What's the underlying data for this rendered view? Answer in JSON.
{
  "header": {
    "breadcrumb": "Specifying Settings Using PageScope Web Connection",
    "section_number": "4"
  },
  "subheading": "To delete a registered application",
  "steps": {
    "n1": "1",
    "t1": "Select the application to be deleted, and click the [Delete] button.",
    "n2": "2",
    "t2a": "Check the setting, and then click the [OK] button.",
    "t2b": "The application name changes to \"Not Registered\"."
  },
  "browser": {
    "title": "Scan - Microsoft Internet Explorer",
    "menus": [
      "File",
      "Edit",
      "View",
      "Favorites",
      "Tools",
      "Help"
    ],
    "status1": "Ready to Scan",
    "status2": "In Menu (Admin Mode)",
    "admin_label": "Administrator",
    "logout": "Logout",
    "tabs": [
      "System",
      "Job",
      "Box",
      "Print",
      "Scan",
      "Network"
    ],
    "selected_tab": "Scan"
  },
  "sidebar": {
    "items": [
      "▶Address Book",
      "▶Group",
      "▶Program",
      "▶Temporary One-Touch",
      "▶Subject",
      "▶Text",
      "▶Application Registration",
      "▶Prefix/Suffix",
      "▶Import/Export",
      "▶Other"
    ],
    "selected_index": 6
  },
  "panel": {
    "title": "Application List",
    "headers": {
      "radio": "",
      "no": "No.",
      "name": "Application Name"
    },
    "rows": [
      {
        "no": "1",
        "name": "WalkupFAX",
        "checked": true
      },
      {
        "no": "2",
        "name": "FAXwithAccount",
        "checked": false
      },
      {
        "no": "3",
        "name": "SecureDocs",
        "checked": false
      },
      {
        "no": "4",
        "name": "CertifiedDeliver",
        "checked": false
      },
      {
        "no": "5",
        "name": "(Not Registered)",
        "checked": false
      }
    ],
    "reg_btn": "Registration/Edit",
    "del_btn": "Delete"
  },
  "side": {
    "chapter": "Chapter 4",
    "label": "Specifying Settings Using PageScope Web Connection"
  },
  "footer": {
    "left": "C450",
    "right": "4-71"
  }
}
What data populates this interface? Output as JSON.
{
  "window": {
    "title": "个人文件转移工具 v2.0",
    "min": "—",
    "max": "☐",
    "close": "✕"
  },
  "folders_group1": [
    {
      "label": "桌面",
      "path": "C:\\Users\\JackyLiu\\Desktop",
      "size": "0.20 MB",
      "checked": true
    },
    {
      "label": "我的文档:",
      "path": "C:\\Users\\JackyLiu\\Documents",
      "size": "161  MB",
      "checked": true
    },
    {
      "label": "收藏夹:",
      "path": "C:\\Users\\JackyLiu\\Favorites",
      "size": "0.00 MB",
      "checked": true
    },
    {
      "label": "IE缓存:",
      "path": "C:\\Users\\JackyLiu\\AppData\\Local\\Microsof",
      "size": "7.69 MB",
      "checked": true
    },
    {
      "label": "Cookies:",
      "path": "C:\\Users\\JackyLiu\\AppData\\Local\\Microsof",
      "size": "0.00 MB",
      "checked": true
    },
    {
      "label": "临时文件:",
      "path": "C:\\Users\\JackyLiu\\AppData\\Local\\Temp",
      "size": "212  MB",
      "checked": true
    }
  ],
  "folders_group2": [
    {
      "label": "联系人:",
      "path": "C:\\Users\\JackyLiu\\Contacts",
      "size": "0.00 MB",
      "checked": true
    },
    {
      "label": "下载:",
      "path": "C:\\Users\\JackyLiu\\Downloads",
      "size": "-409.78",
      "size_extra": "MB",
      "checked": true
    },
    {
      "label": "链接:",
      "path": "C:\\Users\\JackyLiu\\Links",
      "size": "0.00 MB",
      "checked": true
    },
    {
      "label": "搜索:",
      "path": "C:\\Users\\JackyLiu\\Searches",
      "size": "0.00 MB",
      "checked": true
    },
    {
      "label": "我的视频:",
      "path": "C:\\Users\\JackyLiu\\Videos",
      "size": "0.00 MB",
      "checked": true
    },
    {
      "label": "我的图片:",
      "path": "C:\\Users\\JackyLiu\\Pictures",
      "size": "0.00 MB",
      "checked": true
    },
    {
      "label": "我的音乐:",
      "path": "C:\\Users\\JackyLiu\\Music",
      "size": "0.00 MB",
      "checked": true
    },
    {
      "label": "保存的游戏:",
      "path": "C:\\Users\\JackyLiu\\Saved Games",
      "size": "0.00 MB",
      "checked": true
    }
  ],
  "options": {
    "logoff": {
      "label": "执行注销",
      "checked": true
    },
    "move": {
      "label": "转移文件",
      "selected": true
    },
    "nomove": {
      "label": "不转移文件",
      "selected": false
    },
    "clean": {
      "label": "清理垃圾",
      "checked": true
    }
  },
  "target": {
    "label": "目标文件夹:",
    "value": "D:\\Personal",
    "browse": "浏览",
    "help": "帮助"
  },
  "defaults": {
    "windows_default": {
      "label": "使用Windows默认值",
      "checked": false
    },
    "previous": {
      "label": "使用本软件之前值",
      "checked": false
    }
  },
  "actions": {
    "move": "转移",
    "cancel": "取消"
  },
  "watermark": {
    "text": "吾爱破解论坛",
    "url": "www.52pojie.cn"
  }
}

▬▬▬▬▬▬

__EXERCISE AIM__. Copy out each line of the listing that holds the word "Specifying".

__WRITTEN ANSWER__.
    "breadcrumb": "Specifying Settings Using PageScope Web Connection",
    "label": "Specifying Settings Using PageScope Web Connection"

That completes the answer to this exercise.